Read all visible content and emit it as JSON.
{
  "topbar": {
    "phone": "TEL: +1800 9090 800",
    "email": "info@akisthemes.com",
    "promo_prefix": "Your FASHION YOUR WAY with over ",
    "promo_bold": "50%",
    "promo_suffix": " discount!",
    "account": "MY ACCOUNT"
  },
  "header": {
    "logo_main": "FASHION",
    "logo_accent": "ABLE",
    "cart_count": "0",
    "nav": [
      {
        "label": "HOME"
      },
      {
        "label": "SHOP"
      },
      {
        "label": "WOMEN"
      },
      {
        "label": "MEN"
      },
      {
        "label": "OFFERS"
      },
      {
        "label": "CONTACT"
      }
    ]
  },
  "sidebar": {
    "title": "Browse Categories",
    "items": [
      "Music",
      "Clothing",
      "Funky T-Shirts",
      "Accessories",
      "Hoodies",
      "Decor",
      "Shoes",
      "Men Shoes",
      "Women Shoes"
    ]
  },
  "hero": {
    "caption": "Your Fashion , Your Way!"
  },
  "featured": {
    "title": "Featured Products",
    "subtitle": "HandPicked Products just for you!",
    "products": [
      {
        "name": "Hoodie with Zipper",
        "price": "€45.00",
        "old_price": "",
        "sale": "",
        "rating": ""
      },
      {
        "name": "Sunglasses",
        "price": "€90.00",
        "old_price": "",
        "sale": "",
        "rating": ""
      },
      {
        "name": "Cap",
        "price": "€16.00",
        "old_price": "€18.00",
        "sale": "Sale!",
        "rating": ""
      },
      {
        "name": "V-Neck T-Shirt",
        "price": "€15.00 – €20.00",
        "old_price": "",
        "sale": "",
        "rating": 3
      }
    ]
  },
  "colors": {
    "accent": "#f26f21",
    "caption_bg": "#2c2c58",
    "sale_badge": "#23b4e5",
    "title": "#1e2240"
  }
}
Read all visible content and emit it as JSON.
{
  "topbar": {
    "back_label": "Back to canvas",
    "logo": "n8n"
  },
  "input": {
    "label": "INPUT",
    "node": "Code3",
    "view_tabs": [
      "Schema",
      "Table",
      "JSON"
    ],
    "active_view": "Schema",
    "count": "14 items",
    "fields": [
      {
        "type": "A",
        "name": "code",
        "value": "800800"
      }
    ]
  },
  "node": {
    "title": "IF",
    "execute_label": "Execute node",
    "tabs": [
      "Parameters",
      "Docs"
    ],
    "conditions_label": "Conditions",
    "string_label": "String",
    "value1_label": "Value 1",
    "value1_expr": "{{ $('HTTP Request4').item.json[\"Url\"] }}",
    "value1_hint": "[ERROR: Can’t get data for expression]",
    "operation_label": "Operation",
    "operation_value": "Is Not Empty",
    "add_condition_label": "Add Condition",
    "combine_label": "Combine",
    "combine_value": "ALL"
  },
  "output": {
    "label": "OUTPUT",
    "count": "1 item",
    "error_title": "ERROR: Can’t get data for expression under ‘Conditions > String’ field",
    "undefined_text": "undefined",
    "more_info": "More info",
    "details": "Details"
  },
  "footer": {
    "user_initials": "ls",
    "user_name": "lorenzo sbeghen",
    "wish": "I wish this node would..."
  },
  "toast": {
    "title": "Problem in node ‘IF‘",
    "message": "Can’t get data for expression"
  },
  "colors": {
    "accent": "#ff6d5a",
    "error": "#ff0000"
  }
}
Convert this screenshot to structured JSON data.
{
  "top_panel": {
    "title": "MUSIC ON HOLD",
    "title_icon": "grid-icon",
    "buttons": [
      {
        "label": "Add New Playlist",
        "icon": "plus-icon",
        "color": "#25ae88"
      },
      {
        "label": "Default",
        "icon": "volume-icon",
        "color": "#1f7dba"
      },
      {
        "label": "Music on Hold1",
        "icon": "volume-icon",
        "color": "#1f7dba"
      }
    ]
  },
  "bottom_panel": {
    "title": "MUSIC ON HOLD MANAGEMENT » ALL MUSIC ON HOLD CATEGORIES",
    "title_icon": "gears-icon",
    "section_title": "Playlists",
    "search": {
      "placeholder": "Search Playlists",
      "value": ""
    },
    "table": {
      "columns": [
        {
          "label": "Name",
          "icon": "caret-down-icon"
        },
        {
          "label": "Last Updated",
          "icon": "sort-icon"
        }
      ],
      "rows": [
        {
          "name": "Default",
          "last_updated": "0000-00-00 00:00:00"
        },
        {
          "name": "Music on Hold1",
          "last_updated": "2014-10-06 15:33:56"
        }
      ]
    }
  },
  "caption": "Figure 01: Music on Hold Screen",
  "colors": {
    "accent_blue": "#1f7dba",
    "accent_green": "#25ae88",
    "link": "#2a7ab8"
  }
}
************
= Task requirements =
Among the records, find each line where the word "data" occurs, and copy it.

= Result for this exercise =
    "value1_hint": "[ERROR: Can’t get data for expression]",
    "error_title": "ERROR: Can’t get data for expression under ‘Conditions > String’ field",
    "message": "Can’t get data for expression"
Convert this screenshot to structured JSON data.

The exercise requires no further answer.